Task goal> From the records below, copy each line that has the word "title" in it.

(Beginning of Dataset records)

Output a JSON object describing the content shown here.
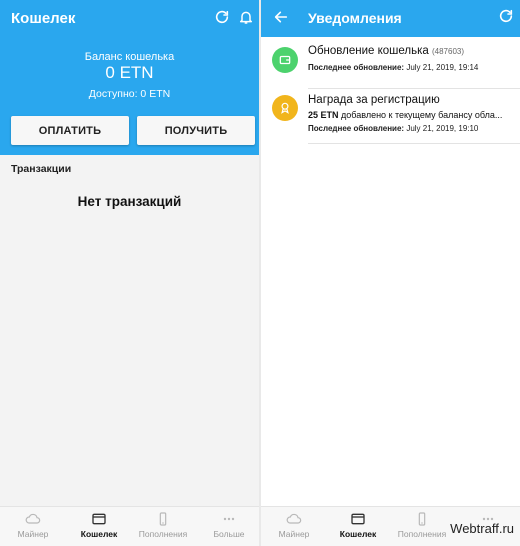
{
  "colors": {
    "primary": "#2aa7ee",
    "green": "#4cd26d",
    "gold": "#f1b51c"
  },
  "wallet": {
    "title": "Кошелек",
    "icons": [
      "refresh-icon",
      "bell-icon"
    ],
    "balance_label": "Баланс кошелька",
    "balance_amount": "0 ETN",
    "available": "Доступно: 0 ETN",
    "pay_button": "ОПЛАТИТЬ",
    "receive_button": "ПОЛУЧИТЬ",
    "transactions_header": "Транзакции",
    "empty_text": "Нет транзакций"
  },
  "nav": {
    "items": [
      {
        "label": "Майнер",
        "icon": "cloud-icon",
        "active": false
      },
      {
        "label": "Кошелек",
        "icon": "wallet-icon",
        "active": true
      },
      {
        "label": "Пополнения",
        "icon": "phone-icon",
        "active": false
      },
      {
        "label": "Больше",
        "icon": "more-dots-icon",
        "active": false
      }
    ]
  },
  "notifications": {
    "title": "Уведомления",
    "items": [
      {
        "title": "Обновление кошелька",
        "id": "(487603)",
        "date_label": "Последнее обновление:",
        "date": "July 21, 2019, 19:14",
        "icon": "wallet-icon",
        "color": "#4cd26d"
      },
      {
        "title": "Награда за регистрацию",
        "amount": "25 ETN",
        "message": "добавлено к текущему балансу обла...",
        "date_label": "Последнее обновление:",
        "date": "July 21, 2019, 19:10",
        "icon": "award-icon",
        "color": "#f1b51c"
      }
    ]
  },
  "watermark": "Webtraff.ru"
}
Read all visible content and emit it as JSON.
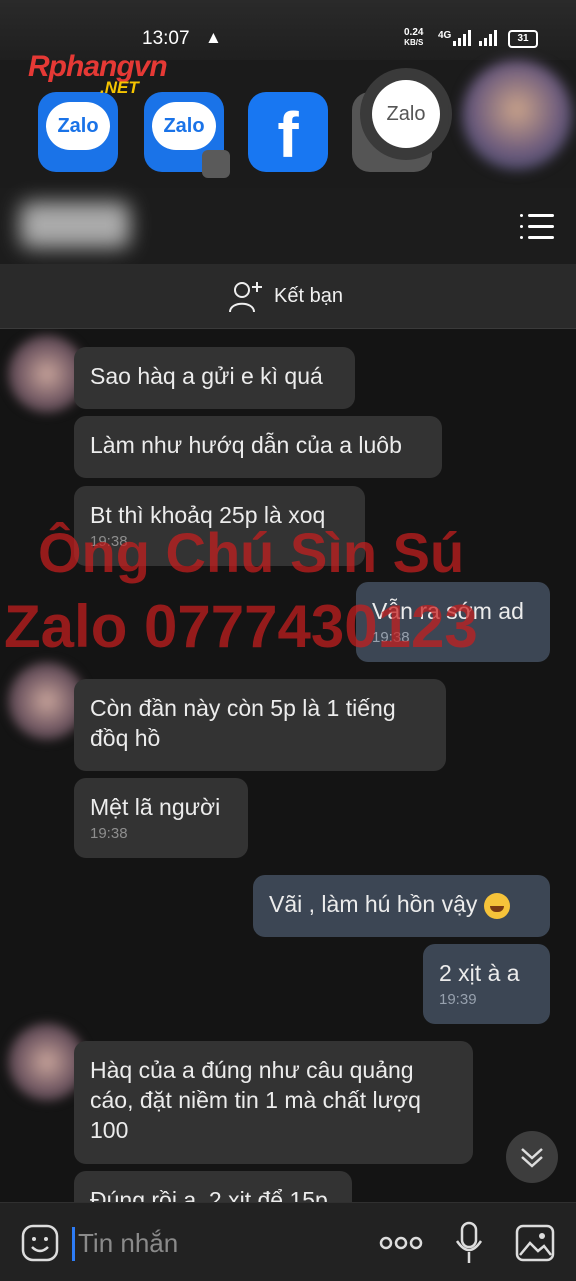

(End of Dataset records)

Your solution>
    "title": "Кошелек",
    "title": "Уведомления",
        "title": "Обновление кошелька",
        "title": "Награда за регистрацию",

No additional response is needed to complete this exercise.